A: Yes. By design, you will not receive your severance package unless you sign a severance agreement. That’s why it is important to consult an attorney so you fully understand the terms of the agreement. But before you sign a severance agreement, you are free to negotiate the terms of the severance package. Remember, a severance package is merely an offer that you are free to accept, reject or negotiate. Of course, if you do not agree to a severance package, you will not receive any severance payment or benefits.

Once you are told that your employment is being terminated, you should consult the employee handbook to see what rights and benefits you have as an employee as well as any pre-employment terms and agreements to ensure the severance package fairly reflects any prior agreements. Also, there are also certain benefits that are protected by law that you are entitled to after termination such as COBRA for health care, and ERISA for retirement benefits.

Q: Do I need an attorney?

A: Yes. In all legal matters, it is best to consult with an attorney, particularly in a stressful situation like losing your job. Even if you are caught off guard, don’t rush to accept a severance package or sign a severance agreement. You have certain rights as an employee that are protected by law, and you need an experienced labor attorney to ensure your rights are protected.

Labor law is quite complicated, and losing your job is stressful. You should consider consulting an attorney to advise you about relevant local, state and federal labor laws that are enacted to protect employees. Also, an attorney should review the severance agreement to ensure the terms are accurate and lawful. More importantly, an attorney can advocate for you during this difficult situation.

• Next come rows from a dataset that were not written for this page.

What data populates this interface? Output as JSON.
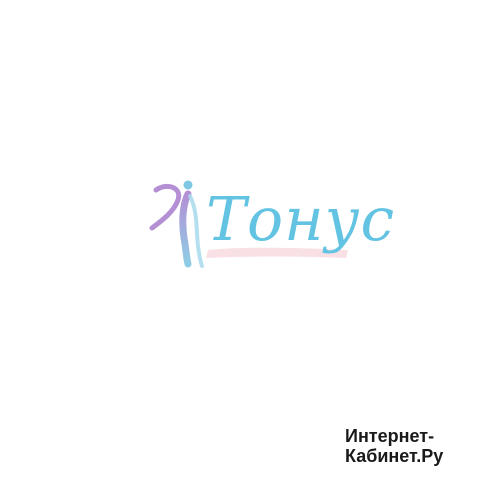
{
  "logo": {
    "wordmark": "Тонус",
    "colors": {
      "primary": "#62c4e2",
      "accent_purple": "#b48fd4",
      "accent_pink": "#f6d6dc"
    },
    "icon": "figure-swirl-icon"
  },
  "watermark": {
    "line1": "Интернет-",
    "line2": "Кабинет.Ру"
  }
}
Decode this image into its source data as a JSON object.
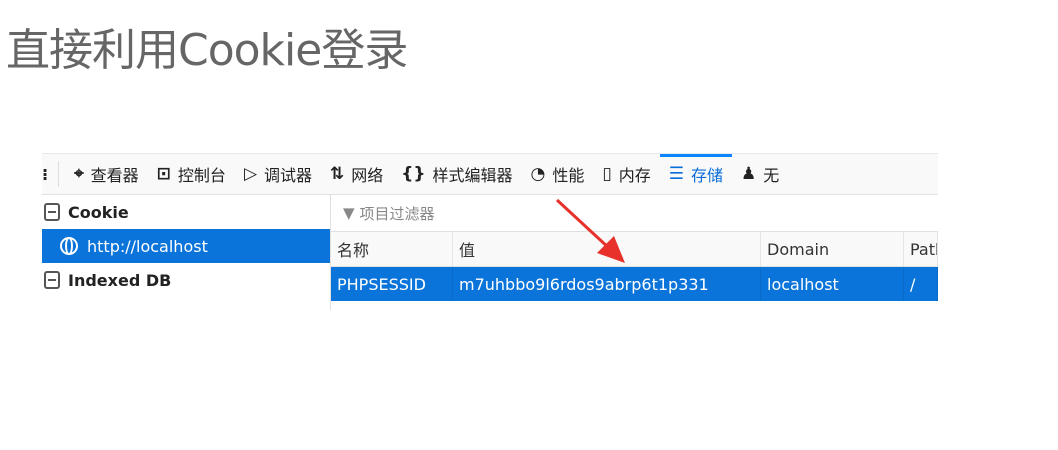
{
  "title": "直接利用Cookie登录",
  "toolbar": {
    "tabs": [
      {
        "icon": "inspector-icon",
        "glyph": "⌖",
        "label": "查看器"
      },
      {
        "icon": "console-icon",
        "glyph": "⊡",
        "label": "控制台"
      },
      {
        "icon": "debugger-icon",
        "glyph": "▷",
        "label": "调试器"
      },
      {
        "icon": "network-icon",
        "glyph": "⇅",
        "label": "网络"
      },
      {
        "icon": "style-editor-icon",
        "glyph": "{}",
        "label": "样式编辑器"
      },
      {
        "icon": "performance-icon",
        "glyph": "◔",
        "label": "性能"
      },
      {
        "icon": "memory-icon",
        "glyph": "▯",
        "label": "内存"
      },
      {
        "icon": "storage-icon",
        "glyph": "☰",
        "label": "存储"
      },
      {
        "icon": "accessibility-icon",
        "glyph": "♟",
        "label": "无"
      }
    ],
    "active": "存储"
  },
  "sidebar": {
    "items": [
      {
        "label": "Cookie"
      },
      {
        "label": "http://localhost",
        "selected": true
      },
      {
        "label": "Indexed DB"
      }
    ]
  },
  "filter": {
    "placeholder": "项目过滤器"
  },
  "table": {
    "columns": [
      "名称",
      "值",
      "Domain",
      "Path"
    ],
    "rows": [
      [
        "PHPSESSID",
        "m7uhbbo9l6rdos9abrp6t1p331",
        "localhost",
        "/"
      ]
    ]
  },
  "colors": {
    "accent": "#0a74da",
    "arrow": "#e8312a"
  }
}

Srourian Law Firm, with locations in Los Angeles, Westwood, Woodland Hills, and Orange County is experienced in all aspects of employment law including severance agreements and have aggressively represented employees in Los Angeles, Hollywood, Santa Monica, Orange, Irvine, Anaheim, Santa Ana, Newport Beach, Costa Mesa, Fullerton, Tustin, Mission Viejo, San Clemente, Garden Grove, Laguna Niguel, Brea, Fountain Valley, Aliso Viejo, Yorba Linda, Westminster, Laguna Hills, Cypress, and La Habra.

If you or someone you know suffered employment violations as an employee or need advice regarding a severance agreement, you should be aware of the employee rights and protections under state and federal law to ensure the severance package is fair and accurate. Please contact us to speak with one of our lawyers for a free consultation.